Editor’s note: In honor of the University’s 225th anniversary, we will be sharing profiles throughout the academic year of some of the many Tar Heels who have left their heelprint on the campus, their communities, the state, the nation and the world.
As a Carolina student, alumna Zena Cardman could be found researching microorganisms in some of the most remote places on Earth. In her current job, Cardman may one day find herself in an even more remote place: space.
In 2017, Cardman was one of 12 people chosen out of more than 18,000 applicants to become a member of NASA’s astronaut candidate class.
The Williamsburg, Virginia, native graduated from Carolina in 2010 with a bachelor’s degree in biology, honors in poetry and minors in marine science, creative writing and chemistry. Cardman received her master’s degree from Carolina in marine science in 2014 and was pursuing a Ph.D. in geoscience as a National Science Foundation Graduate Research Fellow at Penn State University when she was selected by NASA.
While she was a student at Carolina, Cardman studied microbial ecology in hydrothermal vents, the Arctic and oil spill affected sediments of the Gulf of Mexico. She also collected data for the Palmer Long Term Ecological Research Network in Antarctica and worked at the Pavilion Lake Research Project in British Columbia.
She studied microorganisms to better understand life on Earth. Billions of years ago, before plants or animals, before the rise of oxygen, single-cell bacteria and archaea were the only Earthlings.
“When we find really ancient metabolisms, they can tell us a lot about what might have been going on in early Earth,” Cardman has said. Understanding those early-Earth organisms, she said, will be key in exploring and examining other planets.
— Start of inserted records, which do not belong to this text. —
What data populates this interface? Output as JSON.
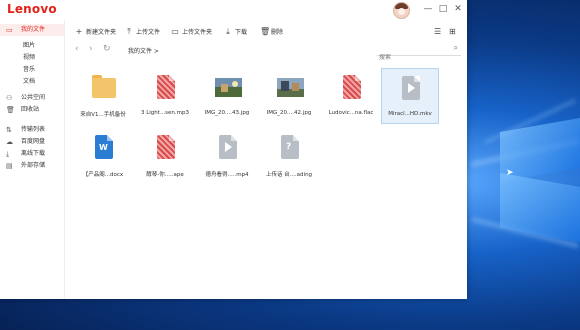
{
  "app": {
    "logo": "Lenovo"
  },
  "window_controls": [
    "—",
    "□",
    "✕"
  ],
  "sidebar": {
    "items": [
      {
        "label": "我的文件",
        "icon": "folder-icon",
        "active": true,
        "sub": false
      },
      {
        "label": "图片",
        "icon": "",
        "active": false,
        "sub": true
      },
      {
        "label": "视频",
        "icon": "",
        "active": false,
        "sub": true
      },
      {
        "label": "音乐",
        "icon": "",
        "active": false,
        "sub": true
      },
      {
        "label": "文档",
        "icon": "",
        "active": false,
        "sub": true
      },
      {
        "label": "公共空间",
        "icon": "users-icon",
        "active": false,
        "sub": false
      },
      {
        "label": "回收站",
        "icon": "trash-icon",
        "active": false,
        "sub": false
      },
      {
        "label": "传输列表",
        "icon": "transfer-icon",
        "active": false,
        "sub": false
      },
      {
        "label": "百度网盘",
        "icon": "cloud-icon",
        "active": false,
        "sub": false
      },
      {
        "label": "离线下载",
        "icon": "download-icon",
        "active": false,
        "sub": false
      },
      {
        "label": "外部存储",
        "icon": "storage-icon",
        "active": false,
        "sub": false
      }
    ]
  },
  "toolbar": {
    "new_folder": "新建文件夹",
    "upload_file": "上传文件",
    "upload_folder": "上传文件夹",
    "download": "下载",
    "delete": "删除"
  },
  "breadcrumb": {
    "path": "我的文件 >"
  },
  "search": {
    "placeholder": "搜索"
  },
  "files": [
    {
      "name": "来自V1...手机备份",
      "type": "folder",
      "selected": false
    },
    {
      "name": "3 Light...sen.mp3",
      "type": "audio",
      "selected": false
    },
    {
      "name": "IMG_20....43.jpg",
      "type": "photo",
      "selected": false
    },
    {
      "name": "IMG_20....42.jpg",
      "type": "photo2",
      "selected": false
    },
    {
      "name": "Ludovic...na.flac",
      "type": "audio",
      "selected": false
    },
    {
      "name": "Miracl...HD.mkv",
      "type": "video",
      "selected": true
    },
    {
      "name": "【产品阁...docx",
      "type": "word",
      "selected": false
    },
    {
      "name": "酵琴-你.....ape",
      "type": "audio",
      "selected": false
    },
    {
      "name": "德舟看得.....mp4",
      "type": "video",
      "selected": false
    },
    {
      "name": "上传话 台....ading",
      "type": "unknown",
      "selected": false
    }
  ],
  "colors": {
    "brand": "#e3231a",
    "folder": "#f4c46a",
    "audio": "#d74b4b",
    "word": "#2b7cd3",
    "grey_doc": "#b8bec6",
    "selected_bg": "#e6f0fb"
  }
}
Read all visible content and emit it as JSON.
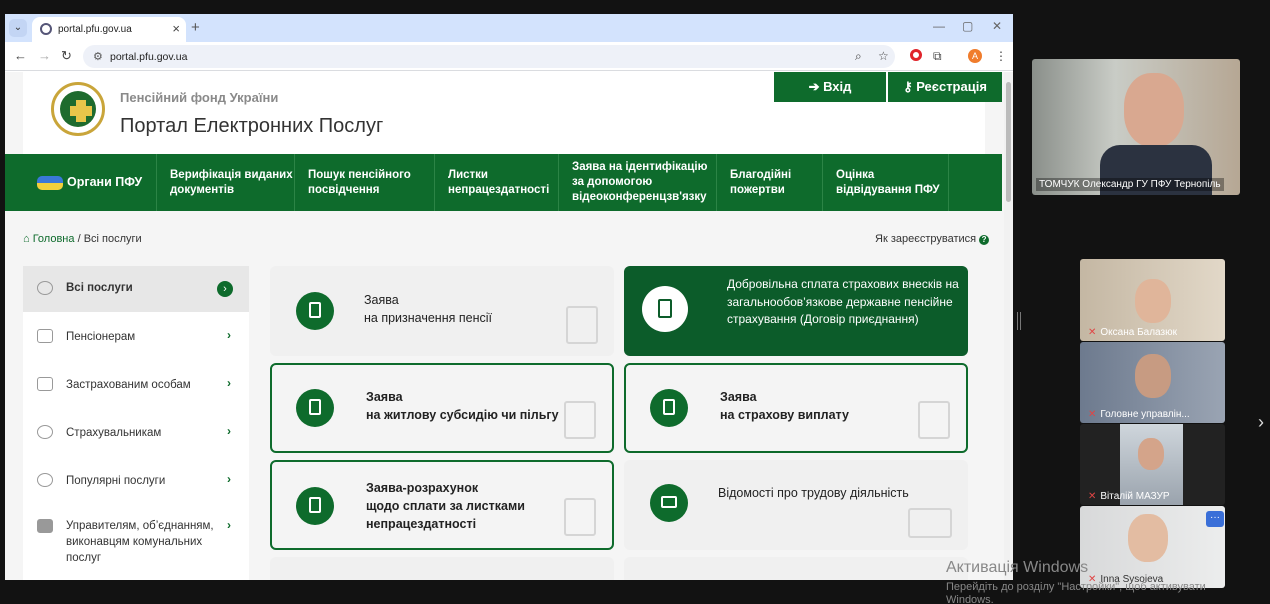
{
  "browser": {
    "tab_title": "portal.pfu.gov.ua",
    "url": "portal.pfu.gov.ua",
    "new_tab": "+",
    "tab_close": "×",
    "win_min": "—",
    "win_max": "▢",
    "win_close": "✕",
    "profile_initial": "A"
  },
  "header": {
    "org": "Пенсійний фонд України",
    "portal": "Портал Електронних Послуг",
    "login": "Вхід",
    "register": "Реєстрація"
  },
  "nav": [
    {
      "label": "Органи ПФУ"
    },
    {
      "label": "Верифікація виданих документів"
    },
    {
      "label": "Пошук пенсійного посвідчення"
    },
    {
      "label": "Листки непрацездатності"
    },
    {
      "label": "Заява на ідентифікацію за допомогою відеоконференцзв'язку"
    },
    {
      "label": "Благодійні пожертви"
    },
    {
      "label": "Оцінка відвідування ПФУ"
    }
  ],
  "breadcrumb": {
    "home": "Головна",
    "sep": "/",
    "current": "Всі послуги"
  },
  "how_register": "Як зареєструватися",
  "sidebar": [
    {
      "label": "Всі послуги"
    },
    {
      "label": "Пенсіонерам"
    },
    {
      "label": "Застрахованим особам"
    },
    {
      "label": "Страхувальникам"
    },
    {
      "label": "Популярні послуги"
    },
    {
      "label": "Управителям, об’єднанням, виконавцям комунальних послуг"
    }
  ],
  "cards": [
    {
      "line1": "Заява",
      "line2": "на призначення пенсії"
    },
    {
      "text": "Добровільна сплата страхових внесків на загальнообов’язкове державне пенсійне страхування (Договір приєднання)"
    },
    {
      "line1": "Заява",
      "line2": "на житлову субсидію чи пільгу"
    },
    {
      "line1": "Заява",
      "line2": "на страхову виплату"
    },
    {
      "line1": "Заява-розрахунок",
      "line2": "щодо сплати за листками",
      "line3": "непрацездатності"
    },
    {
      "text": "Відомості про трудову діяльність"
    }
  ],
  "video": {
    "main_name": "ТОМЧУК Олександр ГУ ПФУ Тернопіль",
    "participants": [
      {
        "name": "Оксана Балазюк"
      },
      {
        "name": "Головне управлін..."
      },
      {
        "name": "Віталій МАЗУР"
      },
      {
        "name": "Inna Sysoieva"
      }
    ],
    "more": "···"
  },
  "windows_activation": {
    "title": "Активація Windows",
    "subtitle": "Перейдіть до розділу \"Настройки\", щоб активувати Windows."
  }
}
Cardman has one more year of training as an astronaut candidate.
While Cardman pursues her training, three other Carolina alumni have also been astronauts: